Molly Putman / Layout Editor
The record-breaking 11.2 inches of snowfall on Tuesday Sept. 29 caused widespread power outages that affected thousands of Fairbanks residents. The winter storm prompted UAF to cancel all classes in Fairbanks and North Pole for the night of Sept. 29 and Wednesday Sept. 30 due to heavy snowfall, dangerous road conditions and power outages throughout Fairbanks and outlying residential areas.

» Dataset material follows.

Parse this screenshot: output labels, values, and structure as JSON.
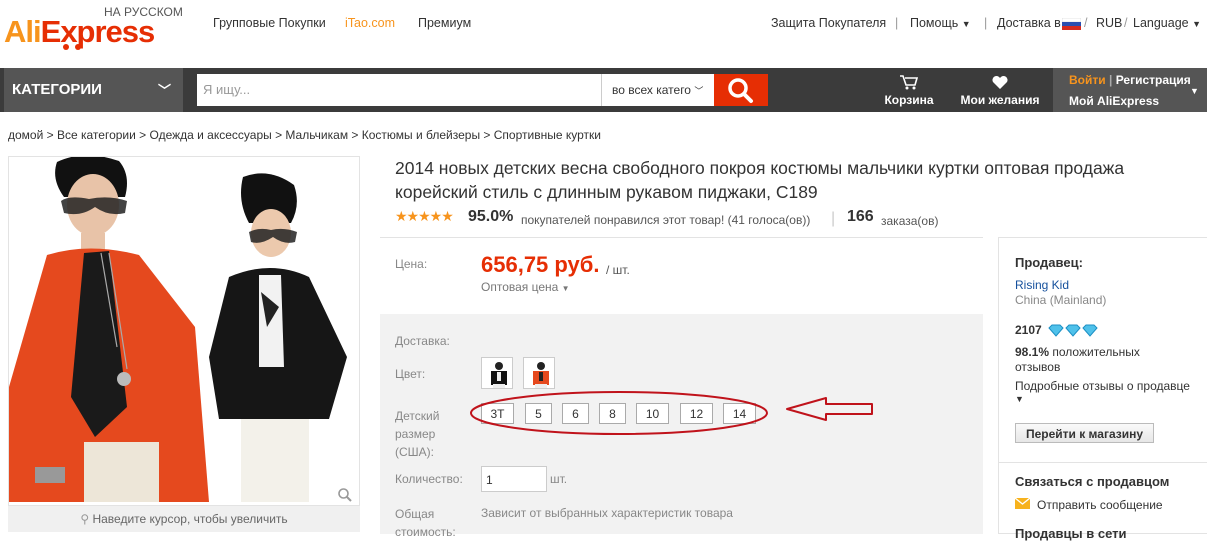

While about 11,000 homes and businesses had power restored as early as the morning of Sept. 30, some Fairbanks residents went multiple days without power. The American Red Cross of Alaska opened two warming shelters on Wednesday to provide heated buildings for residents to stay overnight. The Red Cross shelters were closed Friday evening as more homes regained power and the need for the shelters declined.
Power in Fairbanks is primarily provided and maintained by Golden Valley Electric Association (GVEA), a company that maintains over 3,000 miles of power lines and provides service to Fairbanks, Delta Junction, Nenana, Healy and Cantwell.
GVEA initially reported isolated small outages at 3 a.m. Sept. 29, but by Tuesday afternoon estimated 4,000-5,000 meters were without power. By Wednesday morning GVEA stated that the number of meters affected could be as high as 21,000, about 20 percent of their total customers.
The outages were caused by heavy snowfall bending trees into power lines and other snow related damage to power lines and facilities. According to their website, GVEA line crews and contractors worked through the night to remove the trees, but more outages continued to appear throughout the winter storm.
“We bring a neighborhood up and we could be losing another,” Corinne Bradish, a GVEA spokeswoman, said on Tuesday.
Despite this, by Sunday, Oct. 4 only 1,000 residents were still without power. Over 70 power line technicians have been working this outage including GVEA linemen, returning retired GVEA linemen, Matanuska Electric Association crews and contractors from Fairbanks and Anchorage. To access trees in the lines and broken equipment, crews patrol power lines on snow machines, bearcats and on foot.
While progress has been made in restoring power to Fairbanks and North Pole city centers, residents in isolated locations will need to wait longer for power to be restored. Those without power are encouraged to report outages if they have not already by calling GVEA at (907) 452-1151 or emailing firstname.lastname@example.org.